My college had always planned to launch its digital development programme in September 2020, but the advent of the pandemic meant we had to go further, faster. As we responded to the need to deliver learning online for a prolonged period, I was in the privileged position of strategically leading this digital transformation with a team of specialists.
As I often am when I reflect on leadership, I was immediately taken back to a book I’d read in 2012 and which has shaped my thinking ever since: Will it make the boat go faster? by Olympic gold-medal winning rower, Ben Hunt-Davis and executive coach, Harriet Beveridge. I could only over-simplify the book’s ideas here, but its key questions never fail me when I’m entrusted to make change at any level, especially an institutional one.
My starting point for consideration was therefore to ask if my institution would benefit from a clear strategy and approach to the use of edtech. Would it improve teaching, learning and assessment and enhance provision? In the context of the pandemic, when it was that or nothing, the answer was a no-brainer, but the question forced me to reflect on our specific needs beyond our present context.
The next step was naturally to get a broad and deep insight into the edtech tools currently used in our organisation, without judgement. Where were they being used really well and how? Where were they less prevalent and why? What was being used and what was the impact on learners?
To that end, I triangulated as much data and information as possible. Quantitative data through student voice, the quality department and the management and information (MIS) department were a good start. I followed these up with gathering qualitative data through focus groups. The picture became clearer, but I became aware of a blind spot: I speak with teachers on a regular basis and assumed I understood their views. A survey of staff allowed me to analyse and synthesise the priorities of 254 staff. This challenged my assumptions, completed the picture and refined my strategic priorities.
The key lesson was that, to make this boat go faster, we needed to tailor our development programme to the needs of rowers with very different experiences, needs and abilities. Our first aim would be to get everyone rowing in the same direction, from a starting point of ‘digital explorer’ to a self-actuating level of ‘digital innovator’. With the college’s digital and e-learning team and coaches, we devised the steps along the way: ‘digital adopter’ and ‘digital leader’. We then set about creating content within each level to enable staff to gain the skills and confidence to thrive.
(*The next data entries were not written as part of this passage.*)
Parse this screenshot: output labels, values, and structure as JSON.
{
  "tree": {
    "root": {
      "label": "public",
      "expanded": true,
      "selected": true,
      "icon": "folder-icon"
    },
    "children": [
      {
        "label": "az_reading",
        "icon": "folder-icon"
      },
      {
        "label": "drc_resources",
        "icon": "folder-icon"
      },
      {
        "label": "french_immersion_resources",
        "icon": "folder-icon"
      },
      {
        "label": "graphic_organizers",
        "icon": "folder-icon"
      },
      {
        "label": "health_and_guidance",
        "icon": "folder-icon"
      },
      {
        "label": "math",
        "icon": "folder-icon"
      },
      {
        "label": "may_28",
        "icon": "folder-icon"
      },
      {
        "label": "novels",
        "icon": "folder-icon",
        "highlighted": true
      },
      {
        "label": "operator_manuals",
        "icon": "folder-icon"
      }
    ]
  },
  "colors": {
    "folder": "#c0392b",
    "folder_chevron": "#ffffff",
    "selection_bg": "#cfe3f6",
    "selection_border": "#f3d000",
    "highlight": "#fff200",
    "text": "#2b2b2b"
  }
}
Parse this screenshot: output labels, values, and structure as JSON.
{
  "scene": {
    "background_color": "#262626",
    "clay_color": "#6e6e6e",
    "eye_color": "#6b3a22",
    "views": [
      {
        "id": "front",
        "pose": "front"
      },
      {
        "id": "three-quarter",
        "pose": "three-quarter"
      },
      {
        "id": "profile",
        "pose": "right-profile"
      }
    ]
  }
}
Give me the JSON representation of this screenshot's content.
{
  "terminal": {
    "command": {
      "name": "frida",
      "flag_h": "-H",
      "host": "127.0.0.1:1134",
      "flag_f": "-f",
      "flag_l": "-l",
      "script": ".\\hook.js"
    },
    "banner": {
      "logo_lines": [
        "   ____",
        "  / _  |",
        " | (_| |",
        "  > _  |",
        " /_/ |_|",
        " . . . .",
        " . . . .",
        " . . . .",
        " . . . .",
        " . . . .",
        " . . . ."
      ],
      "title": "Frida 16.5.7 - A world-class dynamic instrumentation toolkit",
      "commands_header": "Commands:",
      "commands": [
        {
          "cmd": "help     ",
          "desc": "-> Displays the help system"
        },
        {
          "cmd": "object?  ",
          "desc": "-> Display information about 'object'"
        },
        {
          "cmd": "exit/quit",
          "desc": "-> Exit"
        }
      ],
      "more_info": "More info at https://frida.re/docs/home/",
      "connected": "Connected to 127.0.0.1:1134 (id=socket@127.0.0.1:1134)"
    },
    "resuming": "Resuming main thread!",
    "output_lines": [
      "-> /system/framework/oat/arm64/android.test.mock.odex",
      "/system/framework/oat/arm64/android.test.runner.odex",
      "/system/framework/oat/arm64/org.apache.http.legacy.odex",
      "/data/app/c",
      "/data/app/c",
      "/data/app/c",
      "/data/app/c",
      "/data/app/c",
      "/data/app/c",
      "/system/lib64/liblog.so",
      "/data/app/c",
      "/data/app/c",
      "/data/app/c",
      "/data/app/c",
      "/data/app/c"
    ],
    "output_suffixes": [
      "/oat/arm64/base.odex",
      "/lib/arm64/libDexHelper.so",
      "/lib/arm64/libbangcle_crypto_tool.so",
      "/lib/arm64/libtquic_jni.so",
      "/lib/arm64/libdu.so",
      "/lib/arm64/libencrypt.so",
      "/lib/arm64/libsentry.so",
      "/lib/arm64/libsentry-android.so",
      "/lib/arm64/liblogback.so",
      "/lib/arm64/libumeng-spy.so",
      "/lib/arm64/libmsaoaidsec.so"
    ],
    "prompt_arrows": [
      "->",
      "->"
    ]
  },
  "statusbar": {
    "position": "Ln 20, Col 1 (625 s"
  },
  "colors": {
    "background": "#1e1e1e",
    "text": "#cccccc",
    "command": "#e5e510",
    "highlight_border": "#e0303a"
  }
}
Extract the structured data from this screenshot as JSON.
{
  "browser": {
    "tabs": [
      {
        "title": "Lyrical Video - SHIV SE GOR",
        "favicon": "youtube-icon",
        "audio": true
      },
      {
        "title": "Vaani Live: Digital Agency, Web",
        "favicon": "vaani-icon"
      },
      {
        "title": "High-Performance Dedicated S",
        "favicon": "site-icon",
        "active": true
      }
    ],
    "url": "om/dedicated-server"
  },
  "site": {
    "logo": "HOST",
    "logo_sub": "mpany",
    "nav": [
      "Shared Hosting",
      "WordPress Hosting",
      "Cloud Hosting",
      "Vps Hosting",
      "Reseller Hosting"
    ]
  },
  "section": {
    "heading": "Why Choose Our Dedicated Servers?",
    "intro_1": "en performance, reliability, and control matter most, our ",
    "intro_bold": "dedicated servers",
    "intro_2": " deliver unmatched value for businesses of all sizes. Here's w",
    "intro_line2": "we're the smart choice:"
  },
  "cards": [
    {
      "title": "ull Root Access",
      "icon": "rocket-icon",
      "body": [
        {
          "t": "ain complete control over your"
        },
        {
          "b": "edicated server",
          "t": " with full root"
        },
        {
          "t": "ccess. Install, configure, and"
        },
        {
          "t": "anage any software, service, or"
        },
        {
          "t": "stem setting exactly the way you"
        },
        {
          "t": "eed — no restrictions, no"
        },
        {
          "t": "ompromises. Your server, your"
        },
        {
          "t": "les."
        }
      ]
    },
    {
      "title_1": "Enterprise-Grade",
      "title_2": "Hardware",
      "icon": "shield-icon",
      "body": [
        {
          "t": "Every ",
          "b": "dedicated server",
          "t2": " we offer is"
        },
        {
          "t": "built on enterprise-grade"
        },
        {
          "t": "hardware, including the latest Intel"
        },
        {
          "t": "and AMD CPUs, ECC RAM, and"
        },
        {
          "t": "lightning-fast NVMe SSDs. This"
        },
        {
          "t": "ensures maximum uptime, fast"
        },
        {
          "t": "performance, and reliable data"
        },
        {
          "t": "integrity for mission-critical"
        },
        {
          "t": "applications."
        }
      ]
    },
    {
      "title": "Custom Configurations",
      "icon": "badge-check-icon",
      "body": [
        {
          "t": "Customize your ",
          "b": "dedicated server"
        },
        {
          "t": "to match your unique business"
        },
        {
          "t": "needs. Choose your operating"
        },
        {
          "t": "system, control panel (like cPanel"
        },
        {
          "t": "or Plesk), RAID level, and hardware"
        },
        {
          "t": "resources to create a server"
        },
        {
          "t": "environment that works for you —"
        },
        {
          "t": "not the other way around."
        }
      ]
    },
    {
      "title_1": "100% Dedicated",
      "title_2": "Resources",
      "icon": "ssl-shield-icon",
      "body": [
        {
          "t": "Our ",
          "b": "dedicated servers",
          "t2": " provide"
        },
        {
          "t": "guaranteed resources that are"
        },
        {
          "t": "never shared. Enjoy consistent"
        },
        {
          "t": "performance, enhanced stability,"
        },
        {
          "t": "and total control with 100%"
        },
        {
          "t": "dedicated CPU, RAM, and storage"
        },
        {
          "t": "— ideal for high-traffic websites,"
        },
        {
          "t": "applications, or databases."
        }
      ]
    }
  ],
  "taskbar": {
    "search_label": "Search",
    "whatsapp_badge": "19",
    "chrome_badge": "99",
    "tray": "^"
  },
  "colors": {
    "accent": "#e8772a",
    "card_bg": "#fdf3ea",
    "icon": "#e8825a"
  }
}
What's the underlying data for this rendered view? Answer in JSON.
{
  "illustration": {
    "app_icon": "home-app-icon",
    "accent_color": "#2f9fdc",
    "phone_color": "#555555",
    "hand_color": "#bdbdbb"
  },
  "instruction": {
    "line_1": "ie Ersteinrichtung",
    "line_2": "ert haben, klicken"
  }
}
This part of the process was the most rewarding, but also the most heated. For the rowers to pull in the same direction, the coaching team must do the same, so it’s crucial to invest time in creating consensus before moving to implementation.
The next phase was to develop the quality of the CPD training to support staff development towards our goal of becoming an edtech-savvy organisation. Sessions were tailored in response to the data and views gathered in the research phase, and we offered synchronous and asynchronous opportunities for staff to engage.
In the summer of 2020, 1,300 attendees had commenced their journey through the programme. Staff could track their engagement, see their progress and receive badges on completion of certain levels, which was really well received, and we have continued to review, refine and evaluate the provision.
Based on this process, the boat didn’t just go faster (launching months before its target date and in the midst of the pandemic). It brought more people along with it and it is still travelling in the direction it was set, with agile course corrections along the way.
As James Earl said in these pages recently, we have to get beyond edtech knee-jerk and bolt-on solutions. Doing so requires a long-term development plan like this, based on a genuine understanding of organisational needs.
This article is one of a number of contributions to The Staffroom from the authors of Great FE Teaching: Sharing Good Practice, edited by Samantha Jones and available from SAGE.